### Exercise details
Take the listing below and output it again exactly.

### Records to process
· · · · · · ·
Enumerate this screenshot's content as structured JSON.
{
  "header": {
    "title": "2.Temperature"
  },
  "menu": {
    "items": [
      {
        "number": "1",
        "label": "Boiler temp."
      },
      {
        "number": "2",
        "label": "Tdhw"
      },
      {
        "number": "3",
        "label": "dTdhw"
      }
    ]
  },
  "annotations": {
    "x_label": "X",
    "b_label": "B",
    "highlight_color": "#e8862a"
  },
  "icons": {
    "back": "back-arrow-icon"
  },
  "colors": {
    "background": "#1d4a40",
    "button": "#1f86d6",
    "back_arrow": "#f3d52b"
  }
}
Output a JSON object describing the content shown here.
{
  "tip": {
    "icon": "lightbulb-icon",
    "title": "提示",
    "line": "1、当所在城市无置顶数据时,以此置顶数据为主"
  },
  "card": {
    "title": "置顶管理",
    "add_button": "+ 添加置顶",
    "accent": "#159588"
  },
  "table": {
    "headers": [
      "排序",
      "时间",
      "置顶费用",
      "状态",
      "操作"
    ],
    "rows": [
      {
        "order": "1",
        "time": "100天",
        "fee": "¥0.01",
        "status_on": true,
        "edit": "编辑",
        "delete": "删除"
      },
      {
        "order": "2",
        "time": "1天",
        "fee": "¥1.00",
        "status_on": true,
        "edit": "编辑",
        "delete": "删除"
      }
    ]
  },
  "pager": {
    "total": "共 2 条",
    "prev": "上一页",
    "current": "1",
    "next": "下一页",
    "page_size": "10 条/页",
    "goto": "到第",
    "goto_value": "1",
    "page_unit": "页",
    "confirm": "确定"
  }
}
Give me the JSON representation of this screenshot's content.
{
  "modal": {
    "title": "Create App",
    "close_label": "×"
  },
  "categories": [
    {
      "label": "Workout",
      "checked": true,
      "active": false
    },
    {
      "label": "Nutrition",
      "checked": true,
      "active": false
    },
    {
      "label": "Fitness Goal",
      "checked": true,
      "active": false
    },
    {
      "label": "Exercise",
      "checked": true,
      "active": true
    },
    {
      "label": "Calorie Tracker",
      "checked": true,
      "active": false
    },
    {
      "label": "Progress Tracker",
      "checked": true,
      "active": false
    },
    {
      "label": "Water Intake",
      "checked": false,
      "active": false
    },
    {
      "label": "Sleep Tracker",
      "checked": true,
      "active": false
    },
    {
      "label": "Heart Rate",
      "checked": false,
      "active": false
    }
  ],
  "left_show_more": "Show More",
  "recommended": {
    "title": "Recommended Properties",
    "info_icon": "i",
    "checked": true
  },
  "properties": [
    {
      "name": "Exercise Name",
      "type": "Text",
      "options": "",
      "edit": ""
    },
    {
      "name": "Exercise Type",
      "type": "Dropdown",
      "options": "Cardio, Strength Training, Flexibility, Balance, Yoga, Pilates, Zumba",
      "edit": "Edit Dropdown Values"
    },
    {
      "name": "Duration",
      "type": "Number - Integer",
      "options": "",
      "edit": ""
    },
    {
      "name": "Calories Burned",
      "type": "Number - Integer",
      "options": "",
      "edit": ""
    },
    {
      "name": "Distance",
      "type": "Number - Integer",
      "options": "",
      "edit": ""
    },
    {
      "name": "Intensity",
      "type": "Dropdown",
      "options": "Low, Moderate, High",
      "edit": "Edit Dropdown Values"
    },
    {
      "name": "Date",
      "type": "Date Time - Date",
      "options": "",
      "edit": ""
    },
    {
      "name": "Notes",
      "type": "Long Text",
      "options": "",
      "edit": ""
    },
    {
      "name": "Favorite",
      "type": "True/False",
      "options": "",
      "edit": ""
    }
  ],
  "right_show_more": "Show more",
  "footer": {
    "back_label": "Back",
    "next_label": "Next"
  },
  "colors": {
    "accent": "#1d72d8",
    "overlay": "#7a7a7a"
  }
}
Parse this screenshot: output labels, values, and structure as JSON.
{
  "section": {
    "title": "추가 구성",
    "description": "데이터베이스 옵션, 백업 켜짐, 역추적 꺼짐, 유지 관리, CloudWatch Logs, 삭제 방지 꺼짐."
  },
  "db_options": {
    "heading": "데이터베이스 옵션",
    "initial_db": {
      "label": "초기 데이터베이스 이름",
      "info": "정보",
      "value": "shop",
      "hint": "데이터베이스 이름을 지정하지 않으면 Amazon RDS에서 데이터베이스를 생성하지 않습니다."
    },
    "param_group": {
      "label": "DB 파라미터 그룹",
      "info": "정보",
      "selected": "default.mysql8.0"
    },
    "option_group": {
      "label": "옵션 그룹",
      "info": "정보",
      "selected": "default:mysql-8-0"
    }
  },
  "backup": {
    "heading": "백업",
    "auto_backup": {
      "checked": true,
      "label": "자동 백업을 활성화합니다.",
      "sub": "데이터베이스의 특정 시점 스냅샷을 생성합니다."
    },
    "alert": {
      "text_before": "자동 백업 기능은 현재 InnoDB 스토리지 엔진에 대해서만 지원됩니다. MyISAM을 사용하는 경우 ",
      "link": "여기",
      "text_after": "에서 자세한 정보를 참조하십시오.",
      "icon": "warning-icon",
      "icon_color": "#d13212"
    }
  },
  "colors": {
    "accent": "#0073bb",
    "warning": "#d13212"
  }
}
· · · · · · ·
### Solution for this exercise
Enumerate this screenshot's content as structured JSON.
{
  "header": {
    "title": "2.Temperature"
  },
  "menu": {
    "items": [
      {
        "number": "1",
        "label": "Boiler temp."
      },
      {
        "number": "2",
        "label": "Tdhw"
      },
      {
        "number": "3",
        "label": "dTdhw"
      }
    ]
  },
  "annotations": {
    "x_label": "X",
    "b_label": "B",
    "highlight_color": "#e8862a"
  },
  "icons": {
    "back": "back-arrow-icon"
  },
  "colors": {
    "background": "#1d4a40",
    "button": "#1f86d6",
    "back_arrow": "#f3d52b"
  }
}
Output a JSON object describing the content shown here.
{
  "tip": {
    "icon": "lightbulb-icon",
    "title": "提示",
    "line": "1、当所在城市无置顶数据时,以此置顶数据为主"
  },
  "card": {
    "title": "置顶管理",
    "add_button": "+ 添加置顶",
    "accent": "#159588"
  },
  "table": {
    "headers": [
      "排序",
      "时间",
      "置顶费用",
      "状态",
      "操作"
    ],
    "rows": [
      {
        "order": "1",
        "time": "100天",
        "fee": "¥0.01",
        "status_on": true,
        "edit": "编辑",
        "delete": "删除"
      },
      {
        "order": "2",
        "time": "1天",
        "fee": "¥1.00",
        "status_on": true,
        "edit": "编辑",
        "delete": "删除"
      }
    ]
  },
  "pager": {
    "total": "共 2 条",
    "prev": "上一页",
    "current": "1",
    "next": "下一页",
    "page_size": "10 条/页",
    "goto": "到第",
    "goto_value": "1",
    "page_unit": "页",
    "confirm": "确定"
  }
}
Give me the JSON representation of this screenshot's content.
{
  "modal": {
    "title": "Create App",
    "close_label": "×"
  },
  "categories": [
    {
      "label": "Workout",
      "checked": true,
      "active": false
    },
    {
      "label": "Nutrition",
      "checked": true,
      "active": false
    },
    {
      "label": "Fitness Goal",
      "checked": true,
      "active": false
    },
    {
      "label": "Exercise",
      "checked": true,
      "active": true
    },
    {
      "label": "Calorie Tracker",
      "checked": true,
      "active": false
    },
    {
      "label": "Progress Tracker",
      "checked": true,
      "active": false
    },
    {
      "label": "Water Intake",
      "checked": false,
      "active": false
    },
    {
      "label": "Sleep Tracker",
      "checked": true,
      "active": false
    },
    {
      "label": "Heart Rate",
      "checked": false,
      "active": false
    }
  ],
  "left_show_more": "Show More",
  "recommended": {
    "title": "Recommended Properties",
    "info_icon": "i",
    "checked": true
  },
  "properties": [
    {
      "name": "Exercise Name",
      "type": "Text",
      "options": "",
      "edit": ""
    },
    {
      "name": "Exercise Type",
      "type": "Dropdown",
      "options": "Cardio, Strength Training, Flexibility, Balance, Yoga, Pilates, Zumba",
      "edit": "Edit Dropdown Values"
    },
    {
      "name": "Duration",
      "type": "Number - Integer",
      "options": "",
      "edit": ""
    },
    {
      "name": "Calories Burned",
      "type": "Number - Integer",
      "options": "",
      "edit": ""
    },
    {
      "name": "Distance",
      "type": "Number - Integer",
      "options": "",
      "edit": ""
    },
    {
      "name": "Intensity",
      "type": "Dropdown",
      "options": "Low, Moderate, High",
      "edit": "Edit Dropdown Values"
    },
    {
      "name": "Date",
      "type": "Date Time - Date",
      "options": "",
      "edit": ""
    },
    {
      "name": "Notes",
      "type": "Long Text",
      "options": "",
      "edit": ""
    },
    {
      "name": "Favorite",
      "type": "True/False",
      "options": "",
      "edit": ""
    }
  ],
  "right_show_more": "Show more",
  "footer": {
    "back_label": "Back",
    "next_label": "Next"
  },
  "colors": {
    "accent": "#1d72d8",
    "overlay": "#7a7a7a"
  }
}
Parse this screenshot: output labels, values, and structure as JSON.
{
  "section": {
    "title": "추가 구성",
    "description": "데이터베이스 옵션, 백업 켜짐, 역추적 꺼짐, 유지 관리, CloudWatch Logs, 삭제 방지 꺼짐."
  },
  "db_options": {
    "heading": "데이터베이스 옵션",
    "initial_db": {
      "label": "초기 데이터베이스 이름",
      "info": "정보",
      "value": "shop",
      "hint": "데이터베이스 이름을 지정하지 않으면 Amazon RDS에서 데이터베이스를 생성하지 않습니다."
    },
    "param_group": {
      "label": "DB 파라미터 그룹",
      "info": "정보",
      "selected": "default.mysql8.0"
    },
    "option_group": {
      "label": "옵션 그룹",
      "info": "정보",
      "selected": "default:mysql-8-0"
    }
  },
  "backup": {
    "heading": "백업",
    "auto_backup": {
      "checked": true,
      "label": "자동 백업을 활성화합니다.",
      "sub": "데이터베이스의 특정 시점 스냅샷을 생성합니다."
    },
    "alert": {
      "text_before": "자동 백업 기능은 현재 InnoDB 스토리지 엔진에 대해서만 지원됩니다. MyISAM을 사용하는 경우 ",
      "link": "여기",
      "text_after": "에서 자세한 정보를 참조하십시오.",
      "icon": "warning-icon",
      "icon_color": "#d13212"
    }
  },
  "colors": {
    "accent": "#0073bb",
    "warning": "#d13212"
  }
}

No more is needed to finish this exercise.